Dating Around.

I’ve been writing about dating for a while now. It’s not that I date a lot (with all my honesty – I don’t like it – and I will explain why), but since I’ve been single, I do date sometimes and am close to this dating world (especially that half of my friends are single too). 

When I saw that there is a show on Netflix about dating in NYC, “Dating around,” I couldn’t wait to watch it. It’s interesting because it’s about blind dates – each episode is about one person who goes on five blind dates (I’ve never been on a blind date). At the end of each episode, you could see who they decided to go with on a second date. I found it a bit weird at first, but the more I watched it, the more it made me think. 

There are three sociological reasons I found this show interesting and worth recommending. 

The first one is how being on a date has become this “interview-wise” experience. Most of the dates I watched reminded me of a job interview (and some of my dating experiences). I don’t get it – you dedicate your time (and time is extremely precious in NYC) to go “have some fun” and instead of having fun, you act as you apply for a job or as you are the one who offers a position at your company. I do understand that you can be nervous “to put yourself out there” but is it essential to ask all of these questions? I think this is my primary concern against dating – you ask so many questions as if you’re able to create a portrait of the person you’re meeting in one evening. In NYC we ask all of these standard questions, and additionally, we ask about nationality and the neighborhood you live in (to estimate your worth…). And I’m thinking – how about enjoying the moment and laughing? If I don’t smile on my date, I don’t even want to see this guy again. What’s the point? If he can’t make me laugh, we’re not for each other. 

Just treat your date as your friend, not as a potential husband/wife. You do want your partner to be your best friend, so it’s the best way to go around it. We think that “we have to present ourselves” in a certain way. No, we don’t, you shouldn’t “present yourself,” you should be you. 

The second reason that I found fascinating was watching the change that was happening in the person depending on who was sitting with him/her. Because we could see the same person with different people, we could compare how this person reacts to different energies and personalities. I found it captivating to watch the same person as charming with one date and reserved with another one. With one guy/girl the same person is full of joy, with another one is intimidated and weird. And this is when I understood that if you can’t be fully yourself on a date (it doesn’t matter if it’s the first date), there is no point of considering that person for a second date. I know, sometimes you’re shy or self-conscious, and you just can’t be you, it is your personality trait (at least for now), but if that’s the result of being around this particular person – you probably should let this person go (especially if he/she made you feel uncomfortable). 

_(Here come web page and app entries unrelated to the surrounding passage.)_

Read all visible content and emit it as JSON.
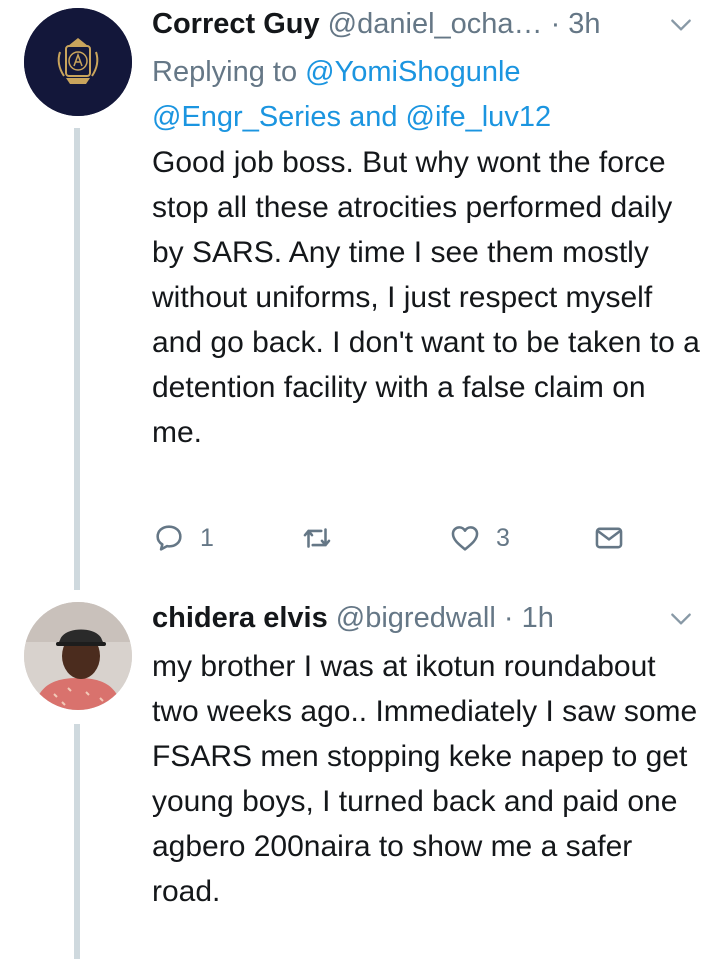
{
  "tweets": [
    {
      "name": "Correct Guy",
      "handle": "@daniel_ocha…",
      "time": "· 3h",
      "replying_prefix": "Replying to",
      "mentions": [
        "@YomiShogunle",
        "@Engr_Series",
        "@ife_luv12"
      ],
      "mention_joiner": "and",
      "text": "Good job boss. But why wont the force stop all these atrocities performed daily by SARS. Any time I see them mostly without uniforms, I just respect myself and go back. I don't want to be taken to a detention facility with a false claim on me.",
      "reply_count": "1",
      "like_count": "3",
      "avatar_icon": "logo-avatar-icon",
      "avatar_colors": {
        "bg": "#13173a",
        "emblem": "#c9a45c"
      }
    },
    {
      "name": "chidera elvis",
      "handle": "@bigredwall",
      "time": "· 1h",
      "text": "my brother I was at ikotun roundabout two weeks ago.. Immediately I saw some FSARS men stopping keke napep to get young boys, I turned back and paid one agbero 200naira to show me a safer road.",
      "avatar_icon": "user-photo-avatar"
    }
  ],
  "icons": {
    "reply": "reply-icon",
    "retweet": "retweet-icon",
    "like": "heart-icon",
    "dm": "message-icon",
    "more": "chevron-down-icon"
  },
  "colors": {
    "link": "#1b95e0",
    "secondary_text": "#657786",
    "thread_line": "#cfd9de"
  }
}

The third reason that made me think was the final pick for the second date. Half of the time I was able to predict “the winner,” but sometimes I was just surprised. And again – of course, I was looking at them through my priorities and my needs (as we all do), and once again I realized how different our needs are. Something attractive to me is not appealing to another person. A characteristic I find valuable wasn’t that important for the other person. That only confirms that we look for different things and that there is someone for everyone (at least that’s my conclusion). 

But this show also reminded me how picky we are and why I’m not such a huge fan of dating. We judge and create a certain image of a person in our heads forgetting that it takes more than one date to understand and get to know another human being (the judgment that Basra got just because she was divorced was shocking to me; you did great girl!).

I used to judge A LOT but what I’ve learned for the last two years especially is to give someone a chance because I myself am far from perfect. And this is what I encourage you to do. 

Still, before you decide to judge, keep in mind that the other person might judge you too and ask yourself a question – do I deserve this kind of judgment? If your answer is NO, consider if the other person deserves the treatment you’re serving them.